The newborn pup is unable to see, hear, walk, or even keep his body temperature the first 2 weeks. That’s what moms are for–food and warmth.
But he DOES have the sense of smell and touch, so he can find mom.
During these first two weeks, the puppy spend about 90% of his time sleeping, and 10% of his time eating. He twitches and kicks and whimpers when he sleeps during this period because that’s the only form of exercise he gets.
Here’s an excerpt from Lynette’s article:
…week two. The puppy’s eyes usually will open during this week, followed by his ears. Many experts recommend that the breeder pet and handle the puppy for at least three to five minutes every day at this point. A puppy that receives gentle human handling tends to have improved cardiovascular performance and disease resistance. He also matures faster, develops better problem-solving skills and is better able to tolerate stress as an adult, according to The Merck Veterinary Manual.
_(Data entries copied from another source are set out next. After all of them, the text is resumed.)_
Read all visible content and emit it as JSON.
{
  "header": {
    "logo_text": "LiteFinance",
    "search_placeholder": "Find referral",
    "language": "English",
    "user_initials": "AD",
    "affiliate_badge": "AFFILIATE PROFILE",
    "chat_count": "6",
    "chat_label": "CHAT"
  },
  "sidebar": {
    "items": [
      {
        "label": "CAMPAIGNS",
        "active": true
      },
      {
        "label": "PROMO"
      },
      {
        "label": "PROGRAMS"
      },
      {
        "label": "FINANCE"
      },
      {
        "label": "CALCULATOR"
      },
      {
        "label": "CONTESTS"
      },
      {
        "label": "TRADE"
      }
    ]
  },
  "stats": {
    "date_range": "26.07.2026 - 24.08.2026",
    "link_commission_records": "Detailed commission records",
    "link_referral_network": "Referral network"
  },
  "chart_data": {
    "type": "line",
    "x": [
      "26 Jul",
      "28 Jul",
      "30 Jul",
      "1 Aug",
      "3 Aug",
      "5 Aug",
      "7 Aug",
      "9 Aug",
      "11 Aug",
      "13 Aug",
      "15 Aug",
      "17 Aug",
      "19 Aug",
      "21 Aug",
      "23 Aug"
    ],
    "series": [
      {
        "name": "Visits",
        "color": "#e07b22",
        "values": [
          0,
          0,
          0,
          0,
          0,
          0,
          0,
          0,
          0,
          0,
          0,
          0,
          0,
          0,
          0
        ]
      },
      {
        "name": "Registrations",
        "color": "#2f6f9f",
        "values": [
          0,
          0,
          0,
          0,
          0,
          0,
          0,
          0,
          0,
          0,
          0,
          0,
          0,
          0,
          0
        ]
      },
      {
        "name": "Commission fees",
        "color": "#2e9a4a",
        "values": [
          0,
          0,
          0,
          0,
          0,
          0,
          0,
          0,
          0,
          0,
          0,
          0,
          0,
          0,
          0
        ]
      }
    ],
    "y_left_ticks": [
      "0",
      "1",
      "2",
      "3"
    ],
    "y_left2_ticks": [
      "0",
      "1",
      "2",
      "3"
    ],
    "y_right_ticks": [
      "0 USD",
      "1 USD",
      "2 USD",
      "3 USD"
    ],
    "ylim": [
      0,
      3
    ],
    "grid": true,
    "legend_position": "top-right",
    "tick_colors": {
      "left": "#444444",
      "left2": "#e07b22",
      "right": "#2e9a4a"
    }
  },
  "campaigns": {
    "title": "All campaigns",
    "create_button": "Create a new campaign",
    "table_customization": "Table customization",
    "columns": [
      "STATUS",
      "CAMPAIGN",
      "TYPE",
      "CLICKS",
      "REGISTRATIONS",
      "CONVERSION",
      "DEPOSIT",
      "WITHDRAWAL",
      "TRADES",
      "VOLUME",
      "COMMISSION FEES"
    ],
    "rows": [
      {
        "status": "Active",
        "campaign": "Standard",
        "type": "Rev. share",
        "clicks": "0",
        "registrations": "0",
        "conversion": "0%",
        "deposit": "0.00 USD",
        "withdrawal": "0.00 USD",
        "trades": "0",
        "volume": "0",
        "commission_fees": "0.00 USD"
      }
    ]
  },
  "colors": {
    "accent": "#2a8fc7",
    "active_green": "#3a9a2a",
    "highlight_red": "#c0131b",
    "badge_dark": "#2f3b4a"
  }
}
That’s what I heard about human babies too–the touching, that is.
Socialization Period: The Ways of the World
The socialization period lasts from three weeks to as late as 16 weeks, and it is the period many experts feel is the most important time in a dog’s life. During this time, the puppy learns what is expected of him, and what rules and behaviors he must follow to be accepted in society. In the puppy’s case, however, he must learn the ways of two societies, canine and human. His mother and littermates are teaching him acceptable canine social behavior, and the conscientious breeder is teaching him acceptable behavior among people. He should be kept in a busy area of the house, growing comfortable with the sights, sounds and smells of a typical household. The puppy will want to explore his environment, but he also has the ability now to learn boundaries and simple behavioral responses.
You can read the entire article here.
Article source: Lynette Arceneaux
Image source: star5112 on Flickr.com